***** Raw data *****

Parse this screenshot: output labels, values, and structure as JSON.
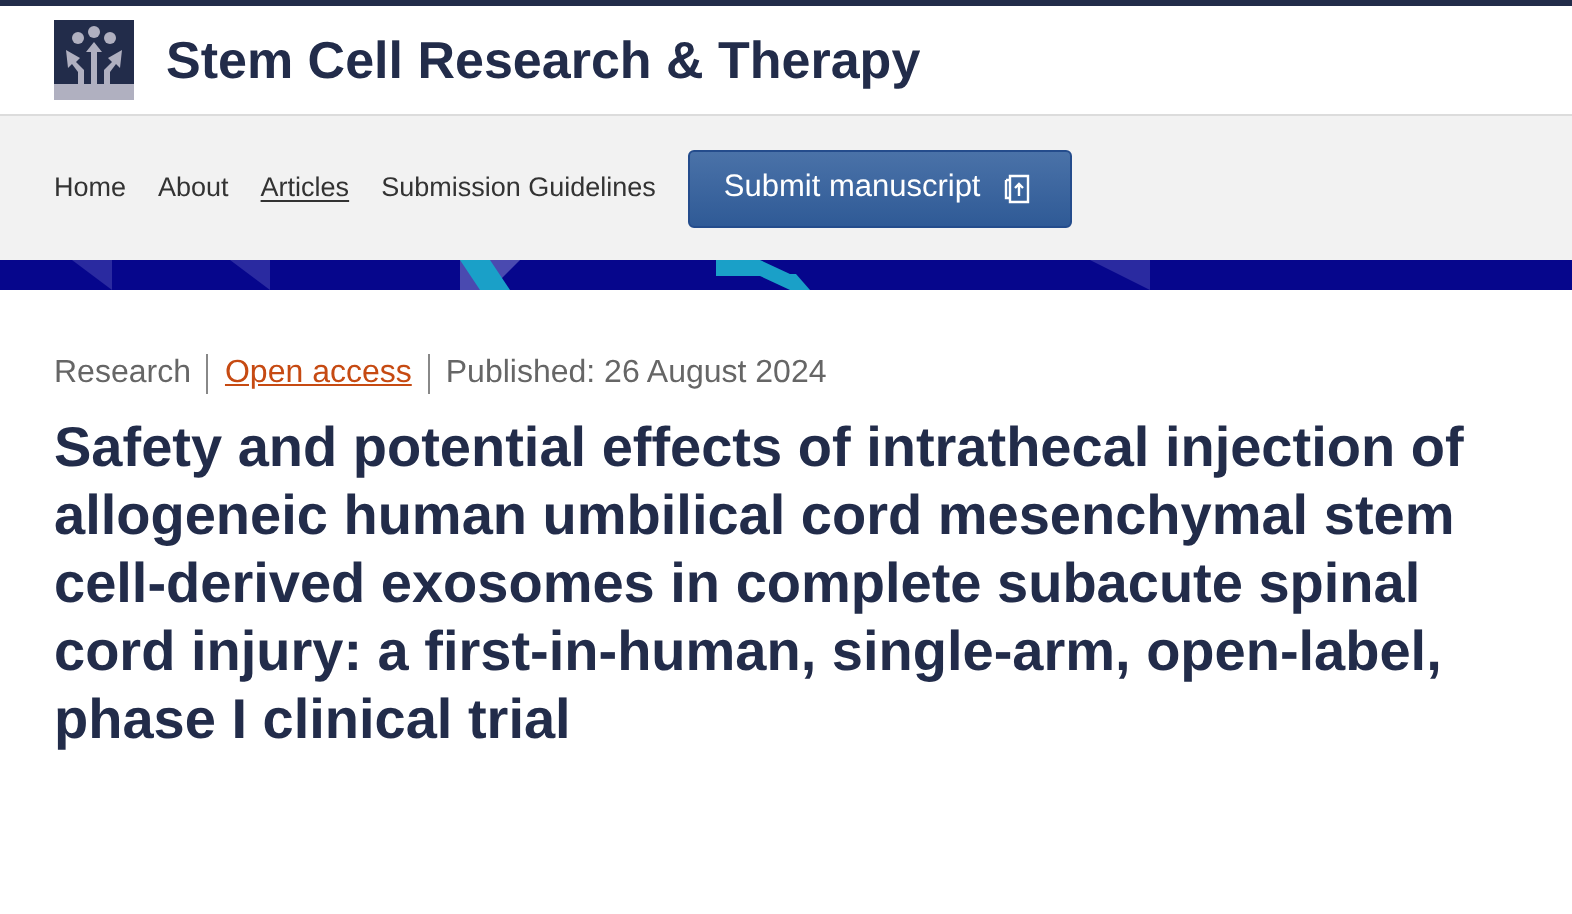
{
  "journal": {
    "title": "Stem Cell Research & Therapy"
  },
  "nav": {
    "items": [
      {
        "label": "Home",
        "selected": false
      },
      {
        "label": "About",
        "selected": false
      },
      {
        "label": "Articles",
        "selected": true
      },
      {
        "label": "Submission Guidelines",
        "selected": false
      }
    ],
    "submit_button": "Submit manuscript"
  },
  "article": {
    "meta": [
      {
        "kind": "type",
        "text": "Research"
      },
      {
        "kind": "link",
        "text": "Open access"
      },
      {
        "kind": "date",
        "text": "Published: 26 August 2024"
      }
    ],
    "title": "Safety and potential effects of intrathecal injection of allogeneic human umbilical cord mesenchymal stem cell-derived exosomes in complete subacute spinal cord injury: a first-in-human, single-arm, open-label, phase I clinical trial"
  }
}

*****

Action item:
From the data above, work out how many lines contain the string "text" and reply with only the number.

Final answer:
3